Please remember however, that the information I am providing will be general in nature. If you have specific questions regarding this issue, please speak with your attorney regarding the specifics surrounding your case and circumstances.
Why Settlement Can Be Good
When cases can settle without the need for trial sometimes that can be a good thing. One reason is that during a settlement the parties to the case get to determine the value of the case. When the case goes to a jury the value of that case is determined by the jury.
Even though the plaintiff, the person bringing the case, may have an idea as to what they think the value of the case should be, a jury may not agree. In some cases a jury may say that the case is worth less than what the plaintiff wants or the jury may say that the case is worth more. The fact of the matter is that there is no way to know for certain how much value, if any, a jury will place on a case.

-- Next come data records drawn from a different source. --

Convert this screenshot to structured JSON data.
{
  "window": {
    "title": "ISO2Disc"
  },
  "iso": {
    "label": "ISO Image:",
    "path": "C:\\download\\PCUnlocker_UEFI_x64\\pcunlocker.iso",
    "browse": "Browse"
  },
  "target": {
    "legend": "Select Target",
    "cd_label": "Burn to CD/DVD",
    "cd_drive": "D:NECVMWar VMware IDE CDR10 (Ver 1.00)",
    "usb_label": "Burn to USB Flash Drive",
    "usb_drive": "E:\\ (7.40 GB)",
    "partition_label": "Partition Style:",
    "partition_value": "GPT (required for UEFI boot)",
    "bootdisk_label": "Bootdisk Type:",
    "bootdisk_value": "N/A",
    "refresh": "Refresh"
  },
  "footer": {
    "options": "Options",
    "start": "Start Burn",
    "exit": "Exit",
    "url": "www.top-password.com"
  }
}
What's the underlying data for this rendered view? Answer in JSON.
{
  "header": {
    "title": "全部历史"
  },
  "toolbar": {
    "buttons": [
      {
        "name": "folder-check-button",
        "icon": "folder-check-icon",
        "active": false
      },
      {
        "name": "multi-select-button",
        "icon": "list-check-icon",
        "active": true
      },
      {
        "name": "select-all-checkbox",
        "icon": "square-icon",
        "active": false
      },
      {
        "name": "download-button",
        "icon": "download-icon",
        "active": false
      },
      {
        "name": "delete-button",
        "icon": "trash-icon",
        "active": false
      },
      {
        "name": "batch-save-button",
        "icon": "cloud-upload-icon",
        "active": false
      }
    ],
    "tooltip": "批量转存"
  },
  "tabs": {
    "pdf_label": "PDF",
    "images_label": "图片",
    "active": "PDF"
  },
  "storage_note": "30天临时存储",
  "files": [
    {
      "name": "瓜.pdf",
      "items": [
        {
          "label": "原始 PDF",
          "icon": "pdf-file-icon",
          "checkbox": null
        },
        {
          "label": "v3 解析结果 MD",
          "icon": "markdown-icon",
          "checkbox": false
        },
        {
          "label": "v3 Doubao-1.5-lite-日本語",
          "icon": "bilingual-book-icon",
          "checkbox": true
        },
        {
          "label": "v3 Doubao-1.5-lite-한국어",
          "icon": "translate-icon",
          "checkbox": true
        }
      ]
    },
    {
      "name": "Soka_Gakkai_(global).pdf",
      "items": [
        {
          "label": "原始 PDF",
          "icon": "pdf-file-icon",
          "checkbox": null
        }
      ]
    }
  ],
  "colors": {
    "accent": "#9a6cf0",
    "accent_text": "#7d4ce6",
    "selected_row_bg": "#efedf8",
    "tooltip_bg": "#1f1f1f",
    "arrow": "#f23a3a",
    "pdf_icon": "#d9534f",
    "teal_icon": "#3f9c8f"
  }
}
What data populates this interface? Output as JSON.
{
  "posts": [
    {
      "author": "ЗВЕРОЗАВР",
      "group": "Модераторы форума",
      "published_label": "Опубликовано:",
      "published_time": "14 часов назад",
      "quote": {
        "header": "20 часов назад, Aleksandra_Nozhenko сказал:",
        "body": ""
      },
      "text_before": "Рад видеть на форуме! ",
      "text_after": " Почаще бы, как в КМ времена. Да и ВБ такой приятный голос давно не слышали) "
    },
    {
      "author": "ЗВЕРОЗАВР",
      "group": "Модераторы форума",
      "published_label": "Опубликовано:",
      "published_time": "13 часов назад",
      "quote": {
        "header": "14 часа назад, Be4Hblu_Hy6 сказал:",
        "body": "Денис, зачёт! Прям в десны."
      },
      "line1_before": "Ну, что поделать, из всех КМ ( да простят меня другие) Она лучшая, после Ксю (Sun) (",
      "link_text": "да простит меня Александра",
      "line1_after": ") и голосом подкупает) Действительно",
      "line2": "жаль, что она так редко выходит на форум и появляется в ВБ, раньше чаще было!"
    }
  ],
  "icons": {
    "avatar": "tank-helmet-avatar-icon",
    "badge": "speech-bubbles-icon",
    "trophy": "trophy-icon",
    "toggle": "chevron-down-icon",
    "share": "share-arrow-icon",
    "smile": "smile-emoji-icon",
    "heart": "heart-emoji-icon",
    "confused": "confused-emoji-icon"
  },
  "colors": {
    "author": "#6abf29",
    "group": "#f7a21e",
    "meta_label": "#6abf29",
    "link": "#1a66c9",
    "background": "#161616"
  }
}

What was just said about the plaintiff is the same for the defense, or the people and or entity being sued. They may think that their position requires that the jury give nothing, or little to the plaintiff. Maybe the jury agrees, but maybe not. The jury could possibility even give the plaintiff more than they initially asked for, as supported by the evidence.
When a case can settle, these variables regarding the jury are taken off of the table. As I said before, the parties will be the ones during settlement to determine an agreed-upon value of the case.
Settlement Of A Medical Malpractice Case
As to the question of when a medical malpractice case can settle, the short answer is that it can settle any time during the process. This is what can cause hang-ups for people. In general, there is no magic time in which a case can settle. As a matter of fact, as the evidence begins to take shape during discovery, attorneys may start to reach out to each other regarding possible settlement/mediation negotiations.
So, if say, after your deposition, your attorney alerts you that the other side may want to settle the case, in general there is no rule against that occurring. Just make sure that if you are represented that you speak with your attorney about the pros and cons of settling your case. For instance, you might want to know is the number the other side is offering meets the damages that you have in the case. There are more issues too, but this is just an example of a possible line of thinking.
If you would like to speak with me further my contact information is below. I would be happy to talk with you further about these issues.
Marcus B. Boston, Esq.
2 Wisconsin Circle, Suite 700
Chevy Chase, Maryland 20815
1-833-4 BABY HELP